External links


  1. Gov Track "Scott Brown," Accessed March 3, 2012
  2. iBerkshires "U.S. Senate Hopeful Warren Stumps in North Adams," Accessed February 18, 2012
  3. Politico "2012 Election Map, Massachusetts"
  4. 4.0 4.1 Biographical Guide to Members of Congress "Scott Brown," Accessed October 29, 2011
  5. U.S. Senate Official Website "Committee Assignments," Accessed October 29, 2011
  6. The Hill, "2012 GOP Lawmaker Endorsements for President," retrieved November 23, 2011
  7. Boston Globe, "Murray adds to the buzz over 2014 governor’s race," November 15, 2012

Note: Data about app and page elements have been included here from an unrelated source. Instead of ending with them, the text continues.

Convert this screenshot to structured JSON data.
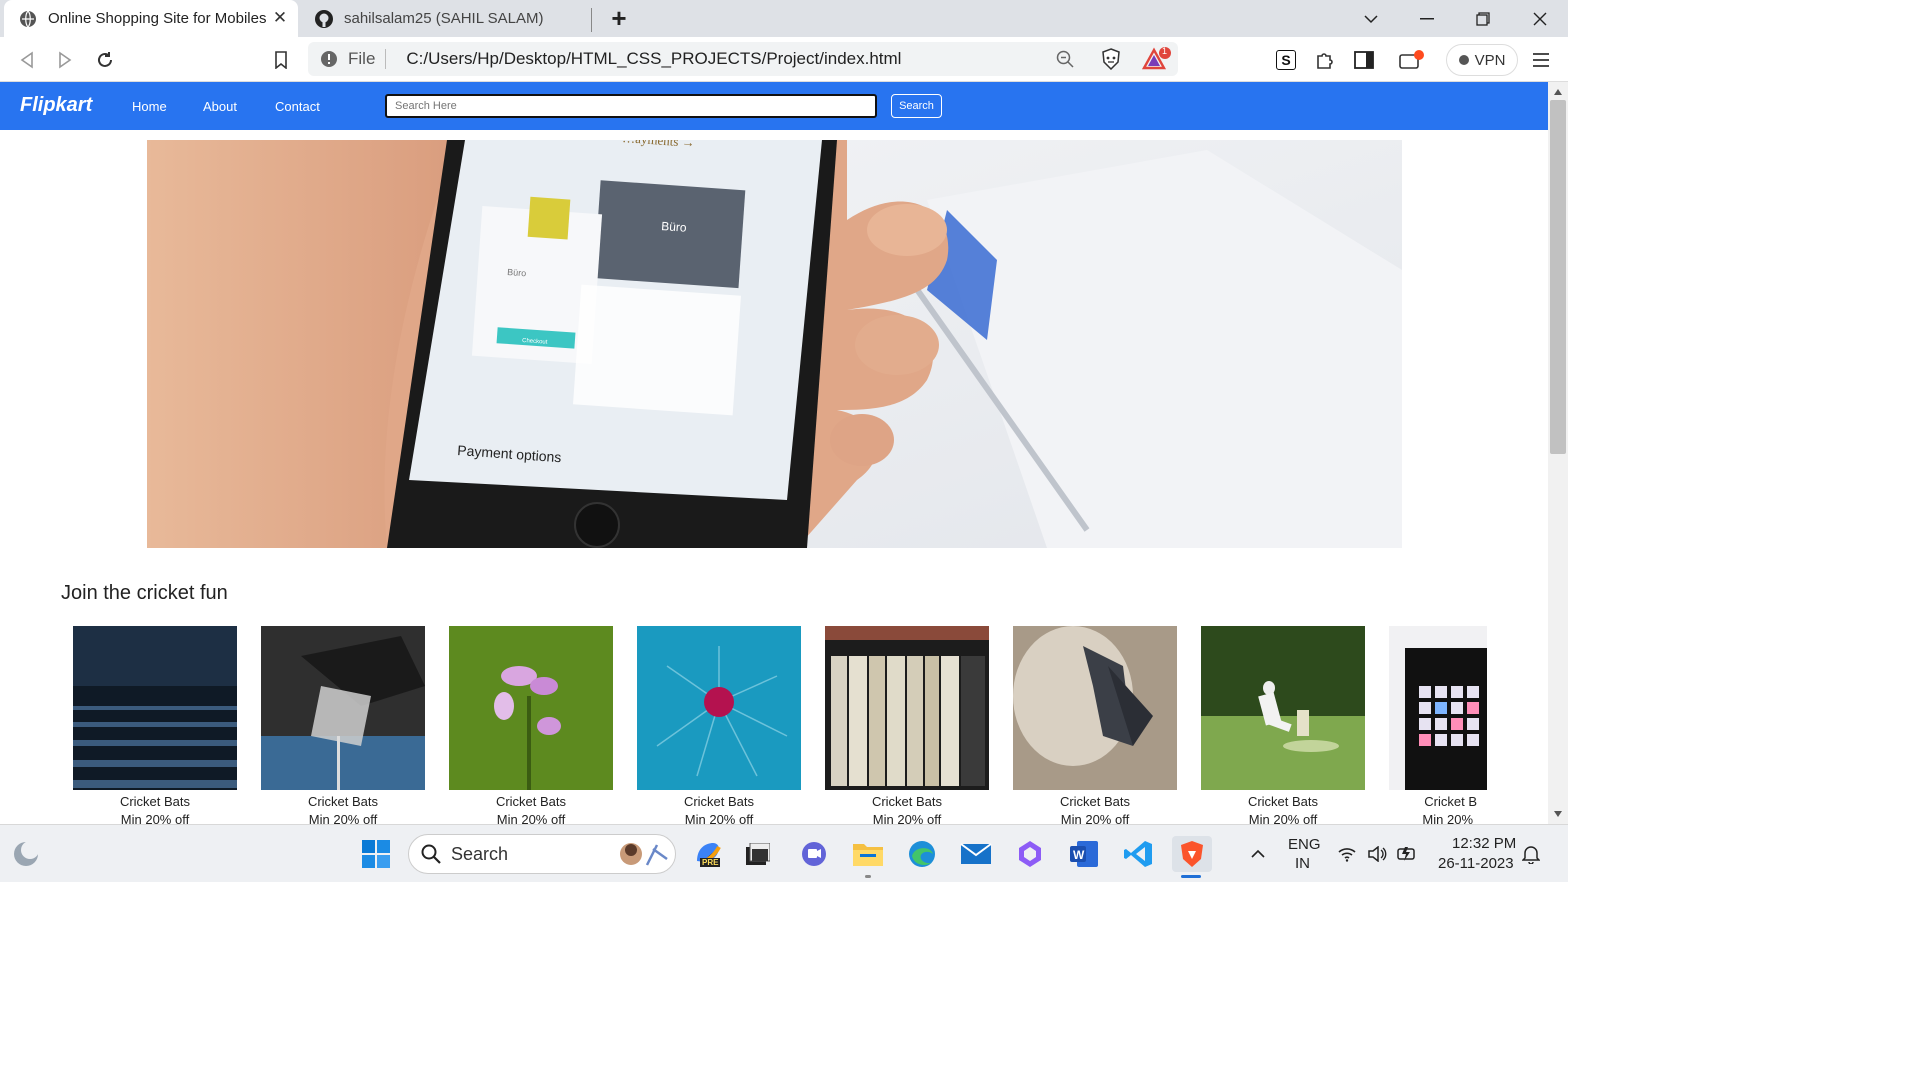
{
  "browser": {
    "tabs": [
      {
        "title": "Online Shopping Site for Mobiles",
        "active": true
      },
      {
        "title": "sahilsalam25 (SAHIL SALAM)",
        "active": false
      }
    ],
    "new_tab_label": "+",
    "address": {
      "scheme_label": "File",
      "url": "C:/Users/Hp/Desktop/HTML_CSS_PROJECTS/Project/index.html"
    },
    "brave_rewards_badge": "1",
    "vpn_label": "VPN",
    "extension_label": "S"
  },
  "site": {
    "logo": "Flipkart",
    "nav": [
      "Home",
      "About",
      "Contact"
    ],
    "search_placeholder": "Search Here",
    "search_button": "Search",
    "hero_text": {
      "top": "…ayments →",
      "brand": "Büro",
      "left_brand": "Büro",
      "checkout": "Checkout",
      "bottom": "Payment options"
    },
    "section_title": "Join the cricket fun",
    "products": [
      {
        "name": "Cricket Bats",
        "discount": "Min 20% off",
        "image": "stadium-seats"
      },
      {
        "name": "Cricket Bats",
        "discount": "Min 20% off",
        "image": "pouring-glass"
      },
      {
        "name": "Cricket Bats",
        "discount": "Min 20% off",
        "image": "purple-flower"
      },
      {
        "name": "Cricket Bats",
        "discount": "Min 20% off",
        "image": "red-ball"
      },
      {
        "name": "Cricket Bats",
        "discount": "Min 20% off",
        "image": "bookshelf"
      },
      {
        "name": "Cricket Bats",
        "discount": "Min 20% off",
        "image": "bat-animal"
      },
      {
        "name": "Cricket Bats",
        "discount": "Min 20% off",
        "image": "cricket-player"
      },
      {
        "name": "Cricket B",
        "discount": "Min 20%",
        "image": "launchpad"
      }
    ]
  },
  "taskbar": {
    "search_label": "Search",
    "language": "ENG",
    "region": "IN",
    "time": "12:32 PM",
    "date": "26-11-2023",
    "copilot_badge": "PRE"
  },
  "colors": {
    "brand_blue": "#2874f0",
    "tabstrip": "#dee1e6",
    "taskbar": "#eef0f3"
  }
}
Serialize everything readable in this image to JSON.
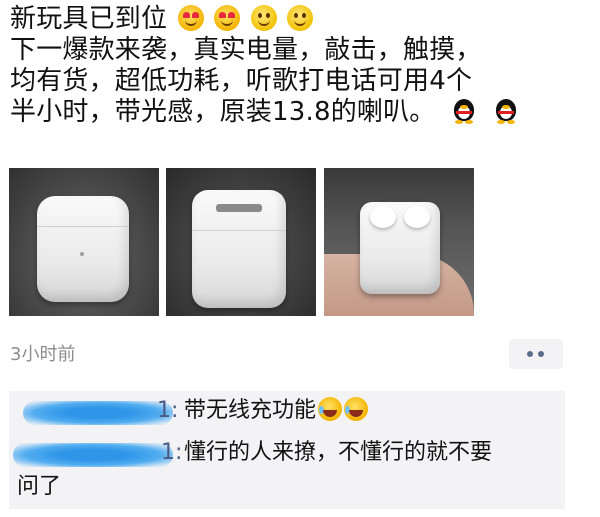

  8. Huffington Post "Scott Brown 2012 Campaign Officially Starts," January 19, 2012
  9. 9.0 9.1 9.2 9.3 Center for Politics "Tilting the Toss Ups – the Eight Races That Will Decide the Senate" Accessed April 9, 2012
  10. Politico "Bloomberg to host fundraiser for Scott Brown" July 28, 2012
  11. Elections Division, State of Massachusetts "Special Election Results, January 19, 2010"
  12. Massachusetts Elections Division - 2008 General Election Results
  13. Federal Election Commission "Scott Brown Summary Report," Accessed August 1, 2012
  14. Federal Election Commission "Scott Brown Summary Report," Accessed November 2, 2012
  15. Federal Election Commission "Scott Brown April Quarterly," Accessed August 1, 2012
  16. Federal Election Commission "Scott Brown July Quarterly," Accessed August 1, 2012
  17. Federal Election Commission "Scott Brown Pre-Primary," Accessed November 2, 2012
  18. Federal Election Commission "Scott Brown October Quarterly," Accessed November 2, 2012
  19. Federal Election Commission Scott Brown Pre-General," Accessed November 2, 2012
  20. Boston.com, "Elizabeth Warren raises $12.1 million, Scott Brown $7.45 million, in latest Senate campaign quarter," October 15, 2012
  21. Open Secrets "Scott Brown 2010 Election Cycle," Accessed October 29, 2011
  22. LegiStorm "Scott Brown"
  23. OpenSecrets.org, "Brown, (R-Massachusetts), 2010"
  24. Official Website "Biography," Accessed October 29, 2011
Political offices
Preceded by
Paul G. Kirk
U.S. Senate - Massachusetts
Succeeded by